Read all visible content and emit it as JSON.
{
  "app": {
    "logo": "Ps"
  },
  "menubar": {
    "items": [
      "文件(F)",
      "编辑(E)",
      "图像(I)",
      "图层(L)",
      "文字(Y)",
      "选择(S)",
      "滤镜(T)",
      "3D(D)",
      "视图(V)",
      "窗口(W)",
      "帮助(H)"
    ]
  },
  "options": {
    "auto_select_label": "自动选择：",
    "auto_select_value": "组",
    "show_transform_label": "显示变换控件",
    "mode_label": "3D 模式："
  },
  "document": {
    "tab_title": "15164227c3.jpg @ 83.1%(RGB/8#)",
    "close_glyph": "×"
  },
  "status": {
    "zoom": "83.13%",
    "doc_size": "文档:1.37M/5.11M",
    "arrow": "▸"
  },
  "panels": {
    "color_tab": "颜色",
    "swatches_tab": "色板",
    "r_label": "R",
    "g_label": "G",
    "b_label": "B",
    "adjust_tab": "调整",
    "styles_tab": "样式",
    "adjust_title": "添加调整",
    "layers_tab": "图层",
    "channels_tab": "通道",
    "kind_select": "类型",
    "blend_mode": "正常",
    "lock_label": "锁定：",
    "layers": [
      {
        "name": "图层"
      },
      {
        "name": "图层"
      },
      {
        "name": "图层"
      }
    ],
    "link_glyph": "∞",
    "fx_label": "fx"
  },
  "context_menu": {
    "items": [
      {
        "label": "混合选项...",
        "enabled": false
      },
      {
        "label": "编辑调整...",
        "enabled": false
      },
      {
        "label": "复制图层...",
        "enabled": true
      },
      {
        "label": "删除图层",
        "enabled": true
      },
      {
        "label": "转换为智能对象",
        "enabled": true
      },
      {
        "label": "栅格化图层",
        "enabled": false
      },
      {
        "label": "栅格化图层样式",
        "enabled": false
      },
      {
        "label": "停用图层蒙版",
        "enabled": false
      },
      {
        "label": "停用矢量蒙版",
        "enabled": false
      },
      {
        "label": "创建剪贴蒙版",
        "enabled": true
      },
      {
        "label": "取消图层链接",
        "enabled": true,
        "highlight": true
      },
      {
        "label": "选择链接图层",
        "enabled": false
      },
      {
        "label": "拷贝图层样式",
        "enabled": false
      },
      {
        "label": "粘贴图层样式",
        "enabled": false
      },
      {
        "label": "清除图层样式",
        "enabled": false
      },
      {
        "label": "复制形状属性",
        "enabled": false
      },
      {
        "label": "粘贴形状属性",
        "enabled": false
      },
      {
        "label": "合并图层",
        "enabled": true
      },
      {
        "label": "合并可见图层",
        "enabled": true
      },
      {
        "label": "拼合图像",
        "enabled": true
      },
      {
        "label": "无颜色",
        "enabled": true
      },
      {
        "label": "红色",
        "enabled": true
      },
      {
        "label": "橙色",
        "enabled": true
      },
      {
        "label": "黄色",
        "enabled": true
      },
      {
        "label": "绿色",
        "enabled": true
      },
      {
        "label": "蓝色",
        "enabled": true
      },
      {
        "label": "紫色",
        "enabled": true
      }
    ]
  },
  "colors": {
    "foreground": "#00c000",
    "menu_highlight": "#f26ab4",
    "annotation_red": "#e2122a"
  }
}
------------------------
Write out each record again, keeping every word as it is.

» **Answer space**:
Read all visible content and emit it as JSON.
{
  "app": {
    "logo": "Ps"
  },
  "menubar": {
    "items": [
      "文件(F)",
      "编辑(E)",
      "图像(I)",
      "图层(L)",
      "文字(Y)",
      "选择(S)",
      "滤镜(T)",
      "3D(D)",
      "视图(V)",
      "窗口(W)",
      "帮助(H)"
    ]
  },
  "options": {
    "auto_select_label": "自动选择：",
    "auto_select_value": "组",
    "show_transform_label": "显示变换控件",
    "mode_label": "3D 模式："
  },
  "document": {
    "tab_title": "15164227c3.jpg @ 83.1%(RGB/8#)",
    "close_glyph": "×"
  },
  "status": {
    "zoom": "83.13%",
    "doc_size": "文档:1.37M/5.11M",
    "arrow": "▸"
  },
  "panels": {
    "color_tab": "颜色",
    "swatches_tab": "色板",
    "r_label": "R",
    "g_label": "G",
    "b_label": "B",
    "adjust_tab": "调整",
    "styles_tab": "样式",
    "adjust_title": "添加调整",
    "layers_tab": "图层",
    "channels_tab": "通道",
    "kind_select": "类型",
    "blend_mode": "正常",
    "lock_label": "锁定：",
    "layers": [
      {
        "name": "图层"
      },
      {
        "name": "图层"
      },
      {
        "name": "图层"
      }
    ],
    "link_glyph": "∞",
    "fx_label": "fx"
  },
  "context_menu": {
    "items": [
      {
        "label": "混合选项...",
        "enabled": false
      },
      {
        "label": "编辑调整...",
        "enabled": false
      },
      {
        "label": "复制图层...",
        "enabled": true
      },
      {
        "label": "删除图层",
        "enabled": true
      },
      {
        "label": "转换为智能对象",
        "enabled": true
      },
      {
        "label": "栅格化图层",
        "enabled": false
      },
      {
        "label": "栅格化图层样式",
        "enabled": false
      },
      {
        "label": "停用图层蒙版",
        "enabled": false
      },
      {
        "label": "停用矢量蒙版",
        "enabled": false
      },
      {
        "label": "创建剪贴蒙版",
        "enabled": true
      },
      {
        "label": "取消图层链接",
        "enabled": true,
        "highlight": true
      },
      {
        "label": "选择链接图层",
        "enabled": false
      },
      {
        "label": "拷贝图层样式",
        "enabled": false
      },
      {
        "label": "粘贴图层样式",
        "enabled": false
      },
      {
        "label": "清除图层样式",
        "enabled": false
      },
      {
        "label": "复制形状属性",
        "enabled": false
      },
      {
        "label": "粘贴形状属性",
        "enabled": false
      },
      {
        "label": "合并图层",
        "enabled": true
      },
      {
        "label": "合并可见图层",
        "enabled": true
      },
      {
        "label": "拼合图像",
        "enabled": true
      },
      {
        "label": "无颜色",
        "enabled": true
      },
      {
        "label": "红色",
        "enabled": true
      },
      {
        "label": "橙色",
        "enabled": true
      },
      {
        "label": "黄色",
        "enabled": true
      },
      {
        "label": "绿色",
        "enabled": true
      },
      {
        "label": "蓝色",
        "enabled": true
      },
      {
        "label": "紫色",
        "enabled": true
      }
    ]
  },
  "colors": {
    "foreground": "#00c000",
    "menu_highlight": "#f26ab4",
    "annotation_red": "#e2122a"
  }
}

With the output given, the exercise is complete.